One thing I like about the Travis McGee books is that you get some great descriptions of clothes when needs must and he has to dress to impress. The impression is of a mature Ivy look. That maybe something to do with just having read how MacDonald thought Steve McQueen would have been a good choice to play Travis on-screen, and it may be a lot to do with having just read Ametora, by the wonderfully-named W. David Marx, which is the entertaining story of how “Japan saved American style”. Kindle kindly recommended this book and sold it to me nice and cheaply, which was very welcome.

The bulk of the book details Japan’s enduring obsession with the Ivy Look, and it would be worth buying just for an early 1961 photo of three pioneering young Japanese kids in their Ivy gear. They look fantastic, and would certainly have attracted admiring looks if they had turned up at The Scene Club in the same schmutter a couple of years later. Incidentally, as a book with American academic origins, mods hardly get a mention, which prompts me to ask: when did the term Ivy Look become widely used in the UK? I don’t remember hearing it much when I was young. Preppy, yeah, certainly in relation to early Talking Heads and Feelies, but Ivy League? Hmm. I don’t even remember it being used in relation to Dexys when Don’t Stand Me Down came out and there were some great photos in circulation of Kevin, Billy and Helen in what we now refer to as classic Ivy clothing. In fact, some of their looks from that time fit brilliantly with the beautiful Take Ivy photo book (the title being a pun on ‘Take Five’, so we’re back to Paul Desmond!) which became sacred to members of the Ivy cult in Japan.

I am aware of a recent Black Ivy book, and that makes me want very much a book that focuses on the style (I really mean knitwear) of Jamaican singers and players and British Rastas in the 1970s.  We tend to use Gabicci as shorthand for the cardigans and suede-trimmed tops the guys loved to wear, but were they all Gabicci? What about other brands, like Roberto Carlo, and so on? And, where were they bought? How did they stop the collars taking off? Did the DJs come over here specially to raid the men’s outfitters? Someone surely is even sadder than me and has put together a collection of photos of reggae performers and fans in their excellent knitwear. Could you sneak Vic Godard in? He liked his reggae, and I have some ace photos of him from 1978 in his Gabicci-style cardigan.

And then you could do a follow-up volume of the mod revival kids who got heavily into their Gabiccis and Roberto Carlo tops. The charity shops were full of those tops in the 1980s and I had a fantastic collection, right through to when the Duffer crew started to sell really expensive variations on a theme, which put us all off. Which reminds me, on the back of the Revelation LP Variation on a Theme there is a fantastic shot of the group performing live at the 100 Club, with the female vocal trio out front in their gowns and hair wraps, looking magnificent. And I bet there was some pretty fine knitwear in the crowd that night. Oh, to see the photos.

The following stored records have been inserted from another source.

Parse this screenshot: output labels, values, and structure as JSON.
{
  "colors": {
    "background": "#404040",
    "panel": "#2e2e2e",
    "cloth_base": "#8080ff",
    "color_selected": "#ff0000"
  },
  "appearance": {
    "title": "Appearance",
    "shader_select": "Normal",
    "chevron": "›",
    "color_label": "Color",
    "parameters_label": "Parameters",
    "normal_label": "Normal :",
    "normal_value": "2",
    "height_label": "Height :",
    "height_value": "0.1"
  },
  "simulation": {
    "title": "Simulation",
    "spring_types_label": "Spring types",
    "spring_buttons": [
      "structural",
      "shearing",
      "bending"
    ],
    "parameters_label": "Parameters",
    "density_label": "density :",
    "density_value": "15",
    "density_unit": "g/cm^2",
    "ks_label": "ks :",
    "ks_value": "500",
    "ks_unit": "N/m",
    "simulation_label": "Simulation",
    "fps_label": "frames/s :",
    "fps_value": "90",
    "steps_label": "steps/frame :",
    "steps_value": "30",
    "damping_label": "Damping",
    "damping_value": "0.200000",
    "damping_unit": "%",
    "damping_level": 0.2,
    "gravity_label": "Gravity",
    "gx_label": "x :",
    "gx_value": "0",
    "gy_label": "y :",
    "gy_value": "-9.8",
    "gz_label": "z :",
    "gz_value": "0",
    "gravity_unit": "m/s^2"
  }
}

  1. Hiya Kevin. Great stuff as always and btw glad the world has caught up with your appreciation in recent days to Mr Stepney. Keep schooling and keep on keeping on!

  2. Ah, lovely to see there's life in yroldheart again. I look forward to setting off on new (and possibly costly, but oh well) voyages of discovery again. Never heard of Revelation, and looking at their LPs' cover art, I might easily have ignored them had I come across any. Label sounded familiar though - I have a really nice compilation on it called Funny Feeling, from 1978.